> [Given records]:
== Segment start ==
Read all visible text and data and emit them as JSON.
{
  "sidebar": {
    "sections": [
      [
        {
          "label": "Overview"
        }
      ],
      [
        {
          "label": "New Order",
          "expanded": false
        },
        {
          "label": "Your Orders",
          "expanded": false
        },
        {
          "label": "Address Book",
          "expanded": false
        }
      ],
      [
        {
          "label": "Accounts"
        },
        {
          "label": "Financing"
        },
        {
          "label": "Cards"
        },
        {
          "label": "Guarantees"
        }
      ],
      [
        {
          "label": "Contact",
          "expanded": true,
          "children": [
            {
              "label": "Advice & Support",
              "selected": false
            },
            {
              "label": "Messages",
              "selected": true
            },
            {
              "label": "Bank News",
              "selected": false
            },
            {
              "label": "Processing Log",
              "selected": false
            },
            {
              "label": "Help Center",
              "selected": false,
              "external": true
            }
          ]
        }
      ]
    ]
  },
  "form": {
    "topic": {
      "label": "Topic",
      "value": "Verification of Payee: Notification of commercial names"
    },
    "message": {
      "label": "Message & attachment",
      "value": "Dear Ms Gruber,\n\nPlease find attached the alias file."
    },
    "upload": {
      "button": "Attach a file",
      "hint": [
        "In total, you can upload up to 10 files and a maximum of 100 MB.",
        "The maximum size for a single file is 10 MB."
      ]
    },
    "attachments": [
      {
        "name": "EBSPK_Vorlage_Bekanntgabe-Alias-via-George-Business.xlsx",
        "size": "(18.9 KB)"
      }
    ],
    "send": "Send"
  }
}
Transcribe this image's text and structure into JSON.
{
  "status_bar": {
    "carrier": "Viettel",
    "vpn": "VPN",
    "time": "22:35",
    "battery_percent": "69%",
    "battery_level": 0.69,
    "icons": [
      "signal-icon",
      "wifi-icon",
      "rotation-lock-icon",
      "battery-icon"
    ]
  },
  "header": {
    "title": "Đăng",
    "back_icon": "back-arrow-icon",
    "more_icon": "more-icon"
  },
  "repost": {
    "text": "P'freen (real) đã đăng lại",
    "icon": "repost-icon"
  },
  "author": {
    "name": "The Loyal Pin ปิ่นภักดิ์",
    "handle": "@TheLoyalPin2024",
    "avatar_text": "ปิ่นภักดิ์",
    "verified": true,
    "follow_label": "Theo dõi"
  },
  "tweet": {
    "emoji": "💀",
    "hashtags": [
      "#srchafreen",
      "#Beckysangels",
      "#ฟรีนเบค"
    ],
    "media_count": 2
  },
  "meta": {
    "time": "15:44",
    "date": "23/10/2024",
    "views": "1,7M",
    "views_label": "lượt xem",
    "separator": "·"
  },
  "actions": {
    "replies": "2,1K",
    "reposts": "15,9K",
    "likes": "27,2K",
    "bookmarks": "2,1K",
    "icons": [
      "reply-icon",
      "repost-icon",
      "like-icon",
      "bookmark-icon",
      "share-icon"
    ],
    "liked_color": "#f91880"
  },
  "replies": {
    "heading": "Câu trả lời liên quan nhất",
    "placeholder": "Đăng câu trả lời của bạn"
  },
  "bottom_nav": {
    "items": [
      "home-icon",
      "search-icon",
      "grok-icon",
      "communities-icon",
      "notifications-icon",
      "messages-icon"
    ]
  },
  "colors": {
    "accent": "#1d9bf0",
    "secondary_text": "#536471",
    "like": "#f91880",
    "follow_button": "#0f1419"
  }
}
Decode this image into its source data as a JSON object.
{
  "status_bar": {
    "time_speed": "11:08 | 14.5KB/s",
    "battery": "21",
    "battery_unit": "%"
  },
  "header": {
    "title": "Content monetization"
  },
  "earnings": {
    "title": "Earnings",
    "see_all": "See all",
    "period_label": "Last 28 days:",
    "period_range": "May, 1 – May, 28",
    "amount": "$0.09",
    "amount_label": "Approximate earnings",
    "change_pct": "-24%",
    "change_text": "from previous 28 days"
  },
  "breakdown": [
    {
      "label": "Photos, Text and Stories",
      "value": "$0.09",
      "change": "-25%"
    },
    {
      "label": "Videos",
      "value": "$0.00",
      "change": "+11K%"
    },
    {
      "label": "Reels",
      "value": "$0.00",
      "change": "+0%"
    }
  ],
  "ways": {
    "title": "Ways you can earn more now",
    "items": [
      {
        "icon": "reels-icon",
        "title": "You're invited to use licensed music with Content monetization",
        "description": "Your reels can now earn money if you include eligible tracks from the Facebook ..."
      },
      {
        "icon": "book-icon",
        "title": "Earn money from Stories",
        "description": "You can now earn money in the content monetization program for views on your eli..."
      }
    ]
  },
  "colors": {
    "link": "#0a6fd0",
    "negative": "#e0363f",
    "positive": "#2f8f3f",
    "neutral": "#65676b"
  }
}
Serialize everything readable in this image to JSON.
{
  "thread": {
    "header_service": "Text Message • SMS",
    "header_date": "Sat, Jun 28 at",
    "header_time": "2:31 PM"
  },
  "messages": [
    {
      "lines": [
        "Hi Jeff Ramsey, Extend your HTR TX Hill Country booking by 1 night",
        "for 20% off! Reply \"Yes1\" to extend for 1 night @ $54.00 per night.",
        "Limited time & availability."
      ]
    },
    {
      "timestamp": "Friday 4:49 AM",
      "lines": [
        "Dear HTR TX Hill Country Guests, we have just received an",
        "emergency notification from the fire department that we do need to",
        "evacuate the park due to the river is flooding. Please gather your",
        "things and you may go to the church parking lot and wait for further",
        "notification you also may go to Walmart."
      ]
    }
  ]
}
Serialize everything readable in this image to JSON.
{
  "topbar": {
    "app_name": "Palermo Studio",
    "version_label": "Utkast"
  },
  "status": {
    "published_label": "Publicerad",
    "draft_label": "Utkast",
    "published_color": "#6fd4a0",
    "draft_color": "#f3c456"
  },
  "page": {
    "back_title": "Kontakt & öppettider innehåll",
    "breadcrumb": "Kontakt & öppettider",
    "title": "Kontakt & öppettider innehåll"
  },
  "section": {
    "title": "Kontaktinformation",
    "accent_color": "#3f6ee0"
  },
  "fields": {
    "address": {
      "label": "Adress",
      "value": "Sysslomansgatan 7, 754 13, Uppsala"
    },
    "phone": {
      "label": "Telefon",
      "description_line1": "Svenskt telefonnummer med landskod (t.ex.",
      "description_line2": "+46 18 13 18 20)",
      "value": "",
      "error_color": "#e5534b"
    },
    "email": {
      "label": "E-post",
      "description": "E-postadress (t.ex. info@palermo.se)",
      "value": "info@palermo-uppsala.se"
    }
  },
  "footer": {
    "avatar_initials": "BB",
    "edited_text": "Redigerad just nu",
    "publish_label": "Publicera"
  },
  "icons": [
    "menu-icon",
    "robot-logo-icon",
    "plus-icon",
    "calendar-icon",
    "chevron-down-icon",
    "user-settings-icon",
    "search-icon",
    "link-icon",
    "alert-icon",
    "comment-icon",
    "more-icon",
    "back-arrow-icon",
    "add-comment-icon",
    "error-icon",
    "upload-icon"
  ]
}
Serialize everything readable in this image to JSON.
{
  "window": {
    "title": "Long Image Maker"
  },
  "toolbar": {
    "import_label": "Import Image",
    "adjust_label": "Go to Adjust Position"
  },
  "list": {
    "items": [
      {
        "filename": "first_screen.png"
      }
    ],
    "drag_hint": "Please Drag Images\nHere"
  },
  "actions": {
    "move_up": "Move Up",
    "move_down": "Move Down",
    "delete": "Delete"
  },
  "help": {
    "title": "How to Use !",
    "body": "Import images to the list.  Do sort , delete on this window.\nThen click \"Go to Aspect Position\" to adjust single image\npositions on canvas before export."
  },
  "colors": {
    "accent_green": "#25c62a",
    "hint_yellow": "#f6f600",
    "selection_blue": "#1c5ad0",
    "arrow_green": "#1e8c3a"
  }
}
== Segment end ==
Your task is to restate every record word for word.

Read all visible text and data and emit them as JSON.
{
  "sidebar": {
    "sections": [
      [
        {
          "label": "Overview"
        }
      ],
      [
        {
          "label": "New Order",
          "expanded": false
        },
        {
          "label": "Your Orders",
          "expanded": false
        },
        {
          "label": "Address Book",
          "expanded": false
        }
      ],
      [
        {
          "label": "Accounts"
        },
        {
          "label": "Financing"
        },
        {
          "label": "Cards"
        },
        {
          "label": "Guarantees"
        }
      ],
      [
        {
          "label": "Contact",
          "expanded": true,
          "children": [
            {
              "label": "Advice & Support",
              "selected": false
            },
            {
              "label": "Messages",
              "selected": true
            },
            {
              "label": "Bank News",
              "selected": false
            },
            {
              "label": "Processing Log",
              "selected": false
            },
            {
              "label": "Help Center",
              "selected": false,
              "external": true
            }
          ]
        }
      ]
    ]
  },
  "form": {
    "topic": {
      "label": "Topic",
      "value": "Verification of Payee: Notification of commercial names"
    },
    "message": {
      "label": "Message & attachment",
      "value": "Dear Ms Gruber,\n\nPlease find attached the alias file."
    },
    "upload": {
      "button": "Attach a file",
      "hint": [
        "In total, you can upload up to 10 files and a maximum of 100 MB.",
        "The maximum size for a single file is 10 MB."
      ]
    },
    "attachments": [
      {
        "name": "EBSPK_Vorlage_Bekanntgabe-Alias-via-George-Business.xlsx",
        "size": "(18.9 KB)"
      }
    ],
    "send": "Send"
  }
}
Transcribe this image's text and structure into JSON.
{
  "status_bar": {
    "carrier": "Viettel",
    "vpn": "VPN",
    "time": "22:35",
    "battery_percent": "69%",
    "battery_level": 0.69,
    "icons": [
      "signal-icon",
      "wifi-icon",
      "rotation-lock-icon",
      "battery-icon"
    ]
  },
  "header": {
    "title": "Đăng",
    "back_icon": "back-arrow-icon",
    "more_icon": "more-icon"
  },
  "repost": {
    "text": "P'freen (real) đã đăng lại",
    "icon": "repost-icon"
  },
  "author": {
    "name": "The Loyal Pin ปิ่นภักดิ์",
    "handle": "@TheLoyalPin2024",
    "avatar_text": "ปิ่นภักดิ์",
    "verified": true,
    "follow_label": "Theo dõi"
  },
  "tweet": {
    "emoji": "💀",
    "hashtags": [
      "#srchafreen",
      "#Beckysangels",
      "#ฟรีนเบค"
    ],
    "media_count": 2
  },
  "meta": {
    "time": "15:44",
    "date": "23/10/2024",
    "views": "1,7M",
    "views_label": "lượt xem",
    "separator": "·"
  },
  "actions": {
    "replies": "2,1K",
    "reposts": "15,9K",
    "likes": "27,2K",
    "bookmarks": "2,1K",
    "icons": [
      "reply-icon",
      "repost-icon",
      "like-icon",
      "bookmark-icon",
      "share-icon"
    ],
    "liked_color": "#f91880"
  },
  "replies": {
    "heading": "Câu trả lời liên quan nhất",
    "placeholder": "Đăng câu trả lời của bạn"
  },
  "bottom_nav": {
    "items": [
      "home-icon",
      "search-icon",
      "grok-icon",
      "communities-icon",
      "notifications-icon",
      "messages-icon"
    ]
  },
  "colors": {
    "accent": "#1d9bf0",
    "secondary_text": "#536471",
    "like": "#f91880",
    "follow_button": "#0f1419"
  }
}
Decode this image into its source data as a JSON object.
{
  "status_bar": {
    "time_speed": "11:08 | 14.5KB/s",
    "battery": "21",
    "battery_unit": "%"
  },
  "header": {
    "title": "Content monetization"
  },
  "earnings": {
    "title": "Earnings",
    "see_all": "See all",
    "period_label": "Last 28 days:",
    "period_range": "May, 1 – May, 28",
    "amount": "$0.09",
    "amount_label": "Approximate earnings",
    "change_pct": "-24%",
    "change_text": "from previous 28 days"
  },
  "breakdown": [
    {
      "label": "Photos, Text and Stories",
      "value": "$0.09",
      "change": "-25%"
    },
    {
      "label": "Videos",
      "value": "$0.00",
      "change": "+11K%"
    },
    {
      "label": "Reels",
      "value": "$0.00",
      "change": "+0%"
    }
  ],
  "ways": {
    "title": "Ways you can earn more now",
    "items": [
      {
        "icon": "reels-icon",
        "title": "You're invited to use licensed music with Content monetization",
        "description": "Your reels can now earn money if you include eligible tracks from the Facebook ..."
      },
      {
        "icon": "book-icon",
        "title": "Earn money from Stories",
        "description": "You can now earn money in the content monetization program for views on your eli..."
      }
    ]
  },
  "colors": {
    "link": "#0a6fd0",
    "negative": "#e0363f",
    "positive": "#2f8f3f",
    "neutral": "#65676b"
  }
}
Serialize everything readable in this image to JSON.
{
  "thread": {
    "header_service": "Text Message • SMS",
    "header_date": "Sat, Jun 28 at",
    "header_time": "2:31 PM"
  },
  "messages": [
    {
      "lines": [
        "Hi Jeff Ramsey, Extend your HTR TX Hill Country booking by 1 night",
        "for 20% off! Reply \"Yes1\" to extend for 1 night @ $54.00 per night.",
        "Limited time & availability."
      ]
    },
    {
      "timestamp": "Friday 4:49 AM",
      "lines": [
        "Dear HTR TX Hill Country Guests, we have just received an",
        "emergency notification from the fire department that we do need to",
        "evacuate the park due to the river is flooding. Please gather your",
        "things and you may go to the church parking lot and wait for further",
        "notification you also may go to Walmart."
      ]
    }
  ]
}
Serialize everything readable in this image to JSON.
{
  "topbar": {
    "app_name": "Palermo Studio",
    "version_label": "Utkast"
  },
  "status": {
    "published_label": "Publicerad",
    "draft_label": "Utkast",
    "published_color": "#6fd4a0",
    "draft_color": "#f3c456"
  },
  "page": {
    "back_title": "Kontakt & öppettider innehåll",
    "breadcrumb": "Kontakt & öppettider",
    "title": "Kontakt & öppettider innehåll"
  },
  "section": {
    "title": "Kontaktinformation",
    "accent_color": "#3f6ee0"
  },
  "fields": {
    "address": {
      "label": "Adress",
      "value": "Sysslomansgatan 7, 754 13, Uppsala"
    },
    "phone": {
      "label": "Telefon",
      "description_line1": "Svenskt telefonnummer med landskod (t.ex.",
      "description_line2": "+46 18 13 18 20)",
      "value": "",
      "error_color": "#e5534b"
    },
    "email": {
      "label": "E-post",
      "description": "E-postadress (t.ex. info@palermo.se)",
      "value": "info@palermo-uppsala.se"
    }
  },
  "footer": {
    "avatar_initials": "BB",
    "edited_text": "Redigerad just nu",
    "publish_label": "Publicera"
  },
  "icons": [
    "menu-icon",
    "robot-logo-icon",
    "plus-icon",
    "calendar-icon",
    "chevron-down-icon",
    "user-settings-icon",
    "search-icon",
    "link-icon",
    "alert-icon",
    "comment-icon",
    "more-icon",
    "back-arrow-icon",
    "add-comment-icon",
    "error-icon",
    "upload-icon"
  ]
}
Serialize everything readable in this image to JSON.
{
  "window": {
    "title": "Long Image Maker"
  },
  "toolbar": {
    "import_label": "Import Image",
    "adjust_label": "Go to Adjust Position"
  },
  "list": {
    "items": [
      {
        "filename": "first_screen.png"
      }
    ],
    "drag_hint": "Please Drag Images\nHere"
  },
  "actions": {
    "move_up": "Move Up",
    "move_down": "Move Down",
    "delete": "Delete"
  },
  "help": {
    "title": "How to Use !",
    "body": "Import images to the list.  Do sort , delete on this window.\nThen click \"Go to Aspect Position\" to adjust single image\npositions on canvas before export."
  },
  "colors": {
    "accent_green": "#25c62a",
    "hint_yellow": "#f6f600",
    "selection_blue": "#1c5ad0",
    "arrow_green": "#1e8c3a"
  }
}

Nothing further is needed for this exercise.